The Life of Tycho Brahe
Denmark had been a protestant country since 1536. Nevertheless, superstition was still widespread. The world system of Claudius Ptolemy (ca. 100 - 160 after Christ) with the earth in the centre, surrounded by planet and star spheres, had applied in astronomy for about 1,500 years.
There is a Tycho Brahe sculpture created by Jo Jastram above a sundial on the south side of the Rostocker Volks- und Raiffeisenbank eG at building, located at the square Glatter Aal. It was unveiled on 13 September 1996.
Tycho Brahe (Tyge Ottesen Brahe [Latinized name]) is born on 14 December 1546 at Knutstrup Castle in Skane, now Sweden (part of Denmark at these times), as noble parents’ son.
Enrolled at the University of Copenhagen already at the age of 12 where he starts studying liberal arts. Followed by study visits to Leipzig, Wittenberg, Basel and Rostock.
Brahe observes a partial solar eclipse on 21 August which awakens his interest in astronomy. He decides to dedicate his life to the exploration of space.
Brahe starts studying law in Leipzig. He buys astronomical literature, first smaller instruments and a celestial globe. At first, he focuses on star distance measurements.
His path leads him, via Wittenberg, to the Hanseatic City of Rostock: „Tycho Brahe, natus ex nobili familia in ea parte regni Danici quae dicitur Scania.“ - It is exactly 450 years ago that Tycho enrolls in the university register of the University of Rostock for studying mathematics and astronomy.
He loses parts of his nose when fighting with a fellow-student on 29 December 1566, they are replaced by a prosthesis from then on.
Back in Denmark, Brahe observes an object at the starry sky which is considered as comet by all observers. However, he finds out that it is a new star. Brahe publishes a small writing on his discovery which helps him to win Europe-wide recognition.
Brahe continues his studies in Basel. There, he meets landgrave Wilhelm IV. von Hessen-Kassel (1532 - 1592), who is an enthusiastic astronomer and patron of science himself. Wilhelm recommends the Danish king Frederik II to keep Brahe in Denmark and to employ him at his court.
As court astronomer of the King of Denmark, Frederik II., Brahe is given the island Hven and funding for an observatory building and related instruments. Using these, he is able to observe a comet from 13 November 1577 on. He recognizes a very small parallax (change of the object position when the observer changes his own position) that indicates a large distance.
The comet’s orbit crosses the planets’ spheres here. Brahe recognizes that the comet must come from far outside the moon sphere. He publishes this discovery and, thus, opens a first window for exploring the space.
The funding is drastically cut after Frederik‘s death and Brahe moves via Rostock to Wandsbeck near Hamburg.

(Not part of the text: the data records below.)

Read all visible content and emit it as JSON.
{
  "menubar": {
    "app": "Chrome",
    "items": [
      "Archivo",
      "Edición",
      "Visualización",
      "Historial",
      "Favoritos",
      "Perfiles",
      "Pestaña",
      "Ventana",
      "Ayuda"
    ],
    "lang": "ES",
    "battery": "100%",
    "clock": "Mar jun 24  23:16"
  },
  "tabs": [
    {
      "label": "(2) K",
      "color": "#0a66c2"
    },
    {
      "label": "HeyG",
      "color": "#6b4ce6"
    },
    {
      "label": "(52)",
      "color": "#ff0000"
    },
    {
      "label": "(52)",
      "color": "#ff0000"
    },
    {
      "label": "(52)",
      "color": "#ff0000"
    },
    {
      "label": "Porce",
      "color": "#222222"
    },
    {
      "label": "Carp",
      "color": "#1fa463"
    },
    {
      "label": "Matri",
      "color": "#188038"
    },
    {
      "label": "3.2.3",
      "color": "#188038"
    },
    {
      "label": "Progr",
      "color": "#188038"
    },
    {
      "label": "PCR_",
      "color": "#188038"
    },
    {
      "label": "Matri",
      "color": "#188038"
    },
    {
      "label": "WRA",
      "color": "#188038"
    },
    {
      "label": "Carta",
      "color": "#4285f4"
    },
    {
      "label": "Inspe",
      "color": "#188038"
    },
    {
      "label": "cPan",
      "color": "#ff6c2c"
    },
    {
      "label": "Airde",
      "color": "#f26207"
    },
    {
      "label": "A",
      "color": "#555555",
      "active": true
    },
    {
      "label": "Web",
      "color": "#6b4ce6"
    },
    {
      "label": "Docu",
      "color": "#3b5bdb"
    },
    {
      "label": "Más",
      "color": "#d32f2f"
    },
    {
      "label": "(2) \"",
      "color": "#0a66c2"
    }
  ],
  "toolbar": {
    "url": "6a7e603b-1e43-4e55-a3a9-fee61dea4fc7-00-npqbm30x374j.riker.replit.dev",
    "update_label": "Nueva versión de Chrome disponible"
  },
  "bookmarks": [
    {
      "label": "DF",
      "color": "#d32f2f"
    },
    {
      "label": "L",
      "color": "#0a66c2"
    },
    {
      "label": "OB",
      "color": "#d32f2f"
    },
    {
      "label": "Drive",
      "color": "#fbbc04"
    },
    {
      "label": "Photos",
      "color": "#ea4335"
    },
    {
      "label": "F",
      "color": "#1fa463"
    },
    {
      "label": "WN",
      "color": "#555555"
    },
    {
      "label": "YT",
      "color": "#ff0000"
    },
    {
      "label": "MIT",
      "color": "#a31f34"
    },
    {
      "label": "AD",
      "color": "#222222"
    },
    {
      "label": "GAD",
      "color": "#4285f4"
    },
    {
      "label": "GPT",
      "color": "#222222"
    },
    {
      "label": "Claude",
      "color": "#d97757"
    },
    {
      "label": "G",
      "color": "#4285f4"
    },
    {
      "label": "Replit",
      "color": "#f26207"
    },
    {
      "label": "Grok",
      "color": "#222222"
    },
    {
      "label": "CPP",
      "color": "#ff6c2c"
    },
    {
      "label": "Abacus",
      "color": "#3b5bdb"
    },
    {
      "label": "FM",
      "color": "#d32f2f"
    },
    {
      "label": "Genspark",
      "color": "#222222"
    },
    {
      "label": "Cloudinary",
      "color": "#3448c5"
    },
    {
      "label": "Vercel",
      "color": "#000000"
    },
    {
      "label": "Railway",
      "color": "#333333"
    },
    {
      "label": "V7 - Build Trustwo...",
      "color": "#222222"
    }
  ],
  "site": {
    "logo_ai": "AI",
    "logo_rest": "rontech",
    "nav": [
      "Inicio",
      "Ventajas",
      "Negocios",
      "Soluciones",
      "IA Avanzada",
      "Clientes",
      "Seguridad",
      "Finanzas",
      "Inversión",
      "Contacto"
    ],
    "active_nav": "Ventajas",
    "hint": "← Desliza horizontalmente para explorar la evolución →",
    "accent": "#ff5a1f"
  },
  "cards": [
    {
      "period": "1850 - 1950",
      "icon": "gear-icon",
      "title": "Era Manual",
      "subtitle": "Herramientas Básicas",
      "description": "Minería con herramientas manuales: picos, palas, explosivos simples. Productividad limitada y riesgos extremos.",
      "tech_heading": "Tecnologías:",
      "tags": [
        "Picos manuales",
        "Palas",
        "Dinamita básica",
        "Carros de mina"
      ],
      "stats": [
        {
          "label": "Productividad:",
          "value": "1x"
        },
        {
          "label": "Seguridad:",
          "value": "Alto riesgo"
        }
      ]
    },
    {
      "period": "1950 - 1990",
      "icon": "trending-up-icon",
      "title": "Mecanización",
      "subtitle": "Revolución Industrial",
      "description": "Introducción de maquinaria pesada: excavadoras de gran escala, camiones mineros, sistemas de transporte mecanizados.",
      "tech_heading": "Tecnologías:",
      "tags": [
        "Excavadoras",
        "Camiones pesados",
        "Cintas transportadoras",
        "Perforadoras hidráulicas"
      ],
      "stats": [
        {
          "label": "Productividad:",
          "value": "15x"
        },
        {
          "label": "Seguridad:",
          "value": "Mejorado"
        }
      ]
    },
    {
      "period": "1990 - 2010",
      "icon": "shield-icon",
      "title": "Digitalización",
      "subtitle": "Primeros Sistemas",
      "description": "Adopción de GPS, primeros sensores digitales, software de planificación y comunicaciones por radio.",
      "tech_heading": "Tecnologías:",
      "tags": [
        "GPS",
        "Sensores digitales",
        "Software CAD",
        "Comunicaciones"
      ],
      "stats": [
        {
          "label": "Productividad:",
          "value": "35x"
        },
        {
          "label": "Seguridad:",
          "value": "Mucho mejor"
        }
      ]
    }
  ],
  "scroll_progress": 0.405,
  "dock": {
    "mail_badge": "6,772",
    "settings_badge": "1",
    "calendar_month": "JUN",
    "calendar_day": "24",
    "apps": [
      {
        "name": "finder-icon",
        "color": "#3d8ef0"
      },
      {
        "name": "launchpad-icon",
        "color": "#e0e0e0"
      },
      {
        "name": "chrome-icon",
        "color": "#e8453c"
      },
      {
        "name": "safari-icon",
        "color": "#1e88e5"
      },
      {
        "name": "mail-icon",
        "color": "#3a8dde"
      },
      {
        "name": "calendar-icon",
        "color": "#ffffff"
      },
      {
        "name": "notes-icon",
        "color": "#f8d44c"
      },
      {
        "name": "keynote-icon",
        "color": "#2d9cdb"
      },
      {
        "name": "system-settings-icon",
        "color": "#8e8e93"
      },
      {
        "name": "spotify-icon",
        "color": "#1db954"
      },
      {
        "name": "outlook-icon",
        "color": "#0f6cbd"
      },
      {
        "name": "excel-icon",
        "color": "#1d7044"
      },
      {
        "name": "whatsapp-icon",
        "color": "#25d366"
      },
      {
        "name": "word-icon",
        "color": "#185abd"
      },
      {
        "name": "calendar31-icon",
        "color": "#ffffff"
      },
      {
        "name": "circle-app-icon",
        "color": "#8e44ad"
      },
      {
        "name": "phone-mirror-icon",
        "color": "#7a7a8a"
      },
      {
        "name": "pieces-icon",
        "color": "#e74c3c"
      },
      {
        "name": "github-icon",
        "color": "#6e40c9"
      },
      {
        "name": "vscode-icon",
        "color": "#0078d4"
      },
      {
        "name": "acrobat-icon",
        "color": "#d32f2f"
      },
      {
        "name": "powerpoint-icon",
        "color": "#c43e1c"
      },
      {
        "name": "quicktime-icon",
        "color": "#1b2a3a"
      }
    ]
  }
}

Kaiser Rudolph II calls Brahe to Prague and employs him as court mathematician.
Upon Brahe’s request, Johannes Kepler (1571-1630) becomes his assistant.
Brahe dies after a short, severe illness on 24 October 1601, presumably resulting from mercury poisoning.
A grave plate and a tomb at the Teyn Church in Prague remind of the scientific achievements of the Danish astronomer.
Further information [in German] on the life of Tycho Brahe are provided here [PDF]